▸ What to produce: Every line below that includes the word "data" needs to be copied.

BEGIN

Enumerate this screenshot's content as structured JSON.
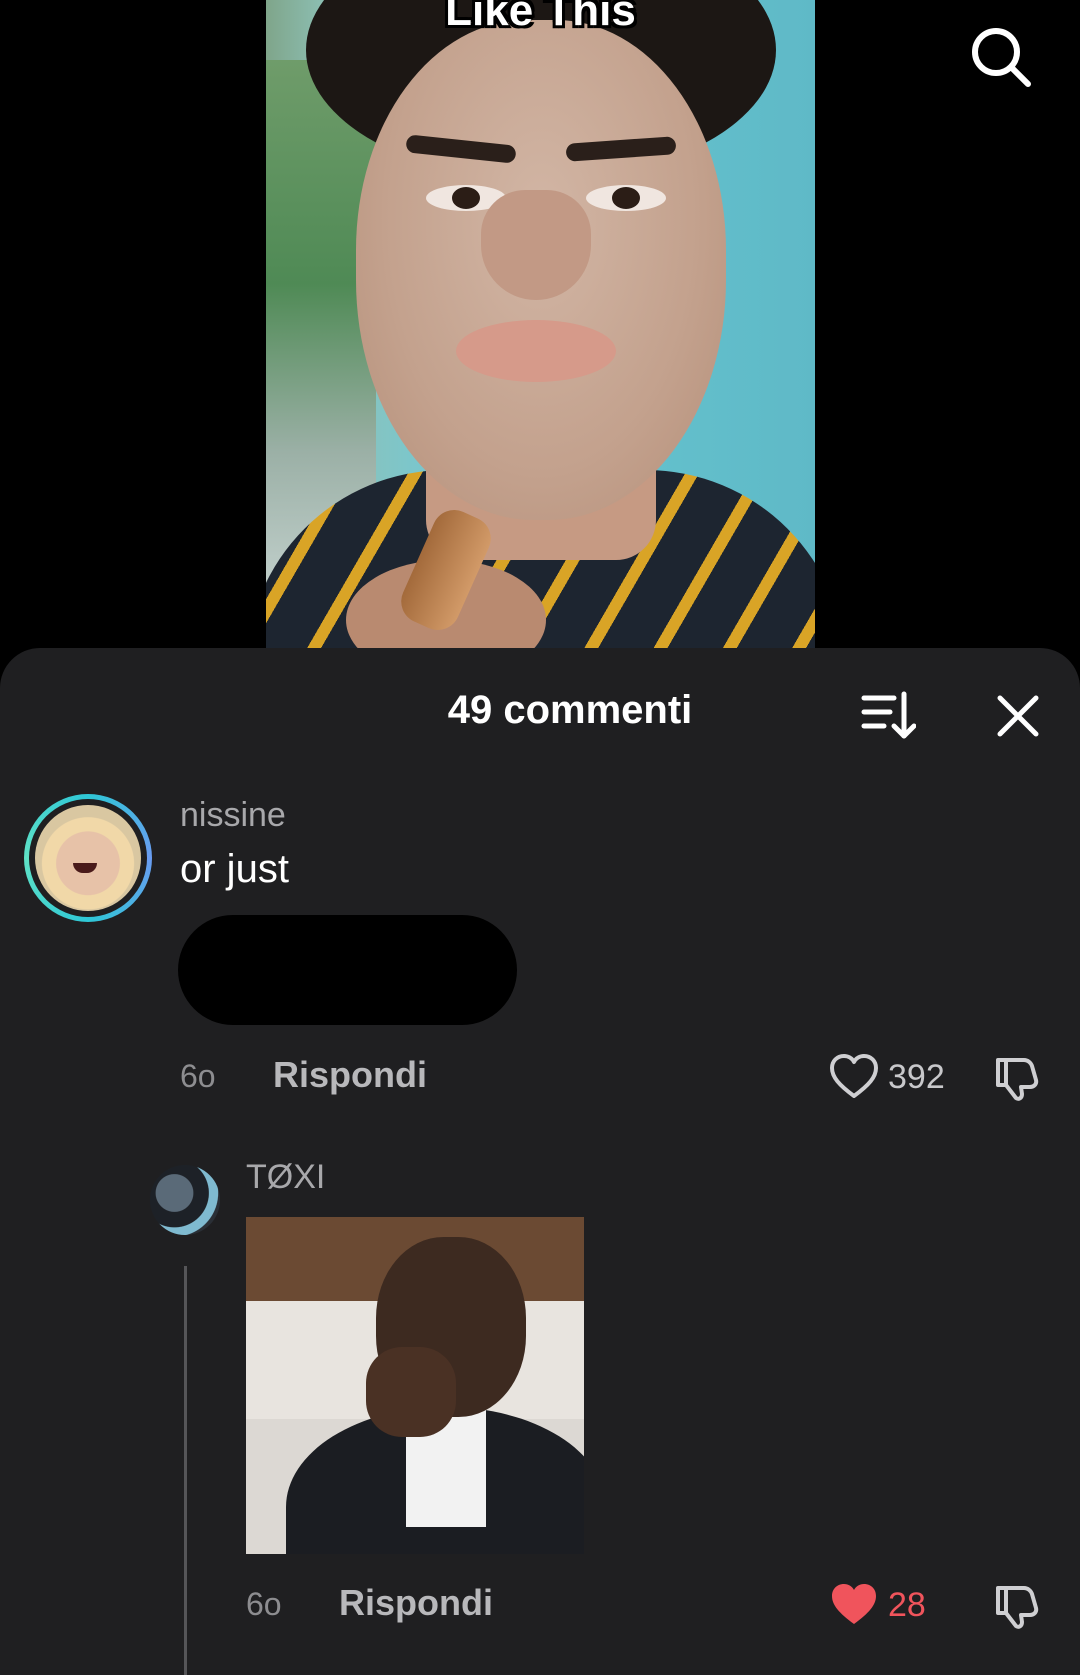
{
  "video": {
    "caption": "Like This"
  },
  "header": {
    "search_icon": "search-icon"
  },
  "comments_panel": {
    "title": "49 commenti",
    "sort_icon": "sort-icon",
    "close_icon": "close-icon"
  },
  "comments": [
    {
      "username": "nissine",
      "text": "or just",
      "time": "6o",
      "reply_label": "Rispondi",
      "likes": "392",
      "liked": false
    }
  ],
  "replies": [
    {
      "username": "TØXI",
      "time": "6o",
      "reply_label": "Rispondi",
      "likes": "28",
      "liked": true
    }
  ],
  "colors": {
    "sheet_bg": "#1f1f21",
    "like_active": "#f0545c",
    "avatar_ring": "#2ec7d6"
  }
}
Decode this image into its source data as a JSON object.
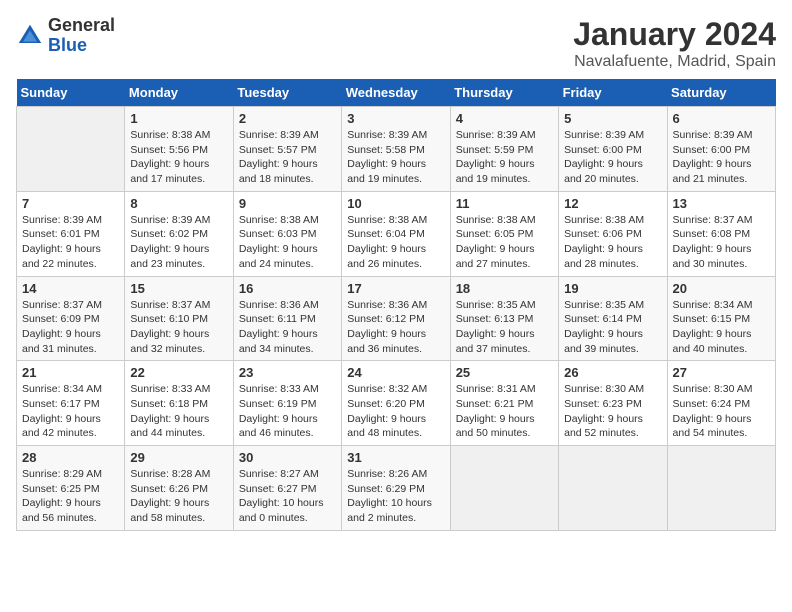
{
  "header": {
    "logo_line1": "General",
    "logo_line2": "Blue",
    "month_title": "January 2024",
    "location": "Navalafuente, Madrid, Spain"
  },
  "days_of_week": [
    "Sunday",
    "Monday",
    "Tuesday",
    "Wednesday",
    "Thursday",
    "Friday",
    "Saturday"
  ],
  "weeks": [
    [
      {
        "day": "",
        "info": ""
      },
      {
        "day": "1",
        "info": "Sunrise: 8:38 AM\nSunset: 5:56 PM\nDaylight: 9 hours\nand 17 minutes."
      },
      {
        "day": "2",
        "info": "Sunrise: 8:39 AM\nSunset: 5:57 PM\nDaylight: 9 hours\nand 18 minutes."
      },
      {
        "day": "3",
        "info": "Sunrise: 8:39 AM\nSunset: 5:58 PM\nDaylight: 9 hours\nand 19 minutes."
      },
      {
        "day": "4",
        "info": "Sunrise: 8:39 AM\nSunset: 5:59 PM\nDaylight: 9 hours\nand 19 minutes."
      },
      {
        "day": "5",
        "info": "Sunrise: 8:39 AM\nSunset: 6:00 PM\nDaylight: 9 hours\nand 20 minutes."
      },
      {
        "day": "6",
        "info": "Sunrise: 8:39 AM\nSunset: 6:00 PM\nDaylight: 9 hours\nand 21 minutes."
      }
    ],
    [
      {
        "day": "7",
        "info": "Sunrise: 8:39 AM\nSunset: 6:01 PM\nDaylight: 9 hours\nand 22 minutes."
      },
      {
        "day": "8",
        "info": "Sunrise: 8:39 AM\nSunset: 6:02 PM\nDaylight: 9 hours\nand 23 minutes."
      },
      {
        "day": "9",
        "info": "Sunrise: 8:38 AM\nSunset: 6:03 PM\nDaylight: 9 hours\nand 24 minutes."
      },
      {
        "day": "10",
        "info": "Sunrise: 8:38 AM\nSunset: 6:04 PM\nDaylight: 9 hours\nand 26 minutes."
      },
      {
        "day": "11",
        "info": "Sunrise: 8:38 AM\nSunset: 6:05 PM\nDaylight: 9 hours\nand 27 minutes."
      },
      {
        "day": "12",
        "info": "Sunrise: 8:38 AM\nSunset: 6:06 PM\nDaylight: 9 hours\nand 28 minutes."
      },
      {
        "day": "13",
        "info": "Sunrise: 8:37 AM\nSunset: 6:08 PM\nDaylight: 9 hours\nand 30 minutes."
      }
    ],
    [
      {
        "day": "14",
        "info": "Sunrise: 8:37 AM\nSunset: 6:09 PM\nDaylight: 9 hours\nand 31 minutes."
      },
      {
        "day": "15",
        "info": "Sunrise: 8:37 AM\nSunset: 6:10 PM\nDaylight: 9 hours\nand 32 minutes."
      },
      {
        "day": "16",
        "info": "Sunrise: 8:36 AM\nSunset: 6:11 PM\nDaylight: 9 hours\nand 34 minutes."
      },
      {
        "day": "17",
        "info": "Sunrise: 8:36 AM\nSunset: 6:12 PM\nDaylight: 9 hours\nand 36 minutes."
      },
      {
        "day": "18",
        "info": "Sunrise: 8:35 AM\nSunset: 6:13 PM\nDaylight: 9 hours\nand 37 minutes."
      },
      {
        "day": "19",
        "info": "Sunrise: 8:35 AM\nSunset: 6:14 PM\nDaylight: 9 hours\nand 39 minutes."
      },
      {
        "day": "20",
        "info": "Sunrise: 8:34 AM\nSunset: 6:15 PM\nDaylight: 9 hours\nand 40 minutes."
      }
    ],
    [
      {
        "day": "21",
        "info": "Sunrise: 8:34 AM\nSunset: 6:17 PM\nDaylight: 9 hours\nand 42 minutes."
      },
      {
        "day": "22",
        "info": "Sunrise: 8:33 AM\nSunset: 6:18 PM\nDaylight: 9 hours\nand 44 minutes."
      },
      {
        "day": "23",
        "info": "Sunrise: 8:33 AM\nSunset: 6:19 PM\nDaylight: 9 hours\nand 46 minutes."
      },
      {
        "day": "24",
        "info": "Sunrise: 8:32 AM\nSunset: 6:20 PM\nDaylight: 9 hours\nand 48 minutes."
      },
      {
        "day": "25",
        "info": "Sunrise: 8:31 AM\nSunset: 6:21 PM\nDaylight: 9 hours\nand 50 minutes."
      },
      {
        "day": "26",
        "info": "Sunrise: 8:30 AM\nSunset: 6:23 PM\nDaylight: 9 hours\nand 52 minutes."
      },
      {
        "day": "27",
        "info": "Sunrise: 8:30 AM\nSunset: 6:24 PM\nDaylight: 9 hours\nand 54 minutes."
      }
    ],
    [
      {
        "day": "28",
        "info": "Sunrise: 8:29 AM\nSunset: 6:25 PM\nDaylight: 9 hours\nand 56 minutes."
      },
      {
        "day": "29",
        "info": "Sunrise: 8:28 AM\nSunset: 6:26 PM\nDaylight: 9 hours\nand 58 minutes."
      },
      {
        "day": "30",
        "info": "Sunrise: 8:27 AM\nSunset: 6:27 PM\nDaylight: 10 hours\nand 0 minutes."
      },
      {
        "day": "31",
        "info": "Sunrise: 8:26 AM\nSunset: 6:29 PM\nDaylight: 10 hours\nand 2 minutes."
      },
      {
        "day": "",
        "info": ""
      },
      {
        "day": "",
        "info": ""
      },
      {
        "day": "",
        "info": ""
      }
    ]
  ]
}
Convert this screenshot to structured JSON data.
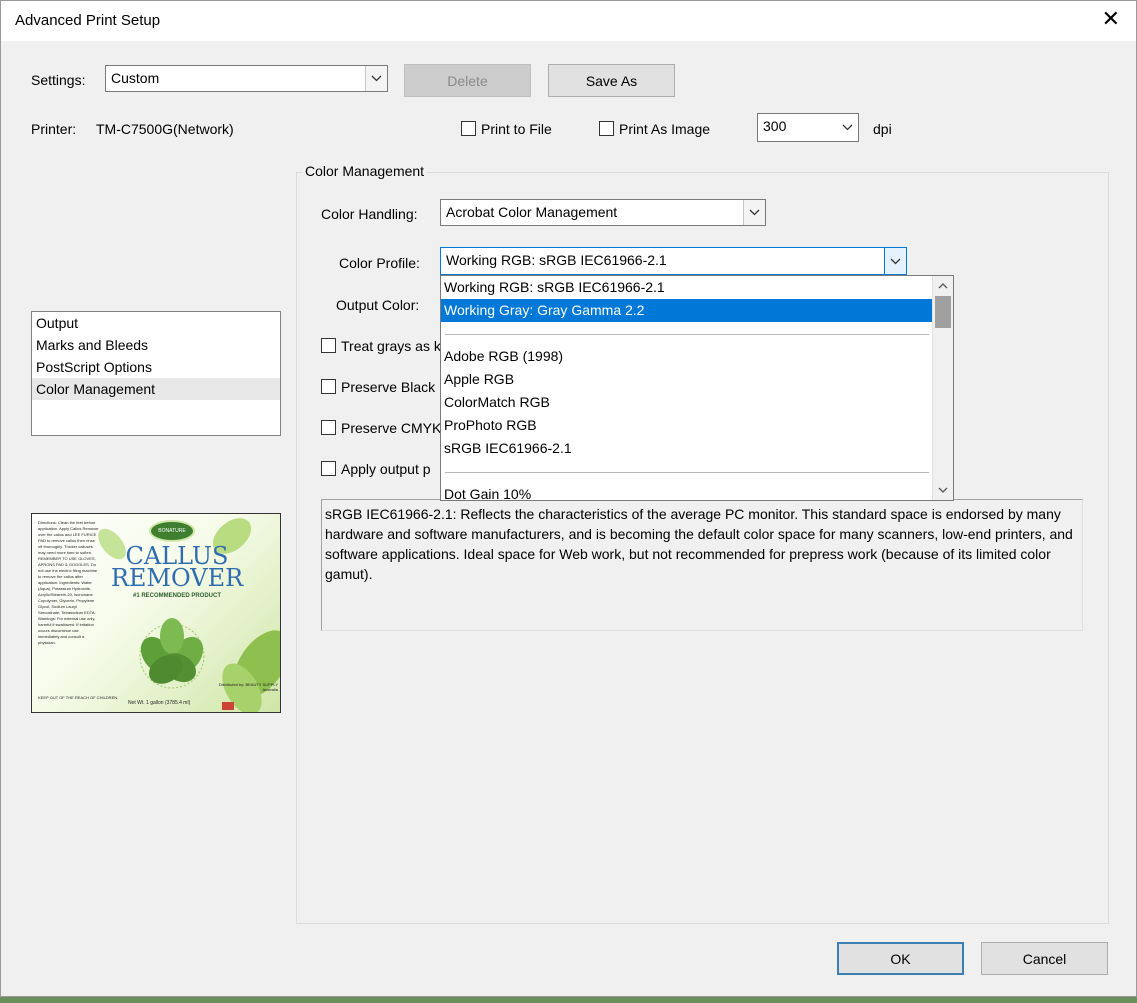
{
  "dialog": {
    "title": "Advanced Print Setup",
    "close_glyph": "✕"
  },
  "settings": {
    "label": "Settings:",
    "value": "Custom",
    "delete_label": "Delete",
    "save_as_label": "Save As"
  },
  "printer": {
    "label": "Printer:",
    "name": "TM-C7500G(Network)",
    "print_to_file_label": "Print to File",
    "print_to_file_checked": false,
    "print_as_image_label": "Print As Image",
    "print_as_image_checked": false,
    "dpi_value": "300",
    "dpi_unit": "dpi"
  },
  "nav": {
    "items": [
      {
        "label": "Output"
      },
      {
        "label": "Marks and Bleeds"
      },
      {
        "label": "PostScript Options"
      },
      {
        "label": "Color Management",
        "selected": true
      }
    ]
  },
  "color_management": {
    "group_title": "Color Management",
    "color_handling_label": "Color Handling:",
    "color_handling_value": "Acrobat Color Management",
    "color_profile_label": "Color Profile:",
    "color_profile_value": "Working RGB: sRGB IEC61966-2.1",
    "output_color_label": "Output Color:",
    "treat_grays_label": "Treat grays as k",
    "preserve_black_label": "Preserve Black",
    "preserve_cmyk_label": "Preserve CMYK",
    "apply_output_label": "Apply output p",
    "description": "sRGB IEC61966-2.1:  Reflects the characteristics of the average PC monitor.  This standard space is endorsed by many hardware and software manufacturers, and is becoming the default color space for many scanners, low-end printers, and software applications. Ideal space for Web work, but not recommended for prepress work (because of its limited color gamut)."
  },
  "profile_dropdown": {
    "options": [
      "Working RGB: sRGB IEC61966-2.1",
      "Working Gray: Gray Gamma 2.2",
      "Adobe RGB (1998)",
      "Apple RGB",
      "ColorMatch RGB",
      "ProPhoto RGB",
      "sRGB IEC61966-2.1",
      "Dot Gain 10%"
    ],
    "highlighted_index": 1
  },
  "preview": {
    "left_text": "Directions: Clean the feet before application. Apply Callus Remover over the callus and LEE FURICE PAD to remove callus then rinse off thoroughly. Thicker calluses may need more time to soften. REMEMBER TO USE GLOVES, APRONS PAD & GOGGLES. Do not use the electric filing machine to remove the callus after application. Ingredients: Water (Aqua), Potassium Hydroxide, Acrylic/Steareth-20, Isononane Copolymer, Glycerin, Propylene Glycol, Sodium Lauryl Sarcosinate, Tetrasodium EDTA. Warnings: For external use only, harmful if swallowed. If irritation occurs discontinue use immediately and consult a physician.",
    "keep_out": "KEEP OUT OF THE REACH OF CHILDREN.",
    "logo": "BONATURE",
    "title_line1": "CALLUS",
    "title_line2": "REMOVER",
    "subtitle": "#1 RECOMMENDED PRODUCT",
    "net": "Net Wt. 1 gallon  (3785.4 ml)",
    "distributed": "Distributed by: BEAUTY SUPPLY Australia"
  },
  "buttons": {
    "ok_label": "OK",
    "cancel_label": "Cancel"
  },
  "icons": {
    "dropdown_arrow": "﹀",
    "scroll_up": "⌃",
    "scroll_down": "⌄"
  }
}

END

▸ Response to the task:
Decode this image into its source data as a JSON object.
Convert this screenshot to structured JSON data.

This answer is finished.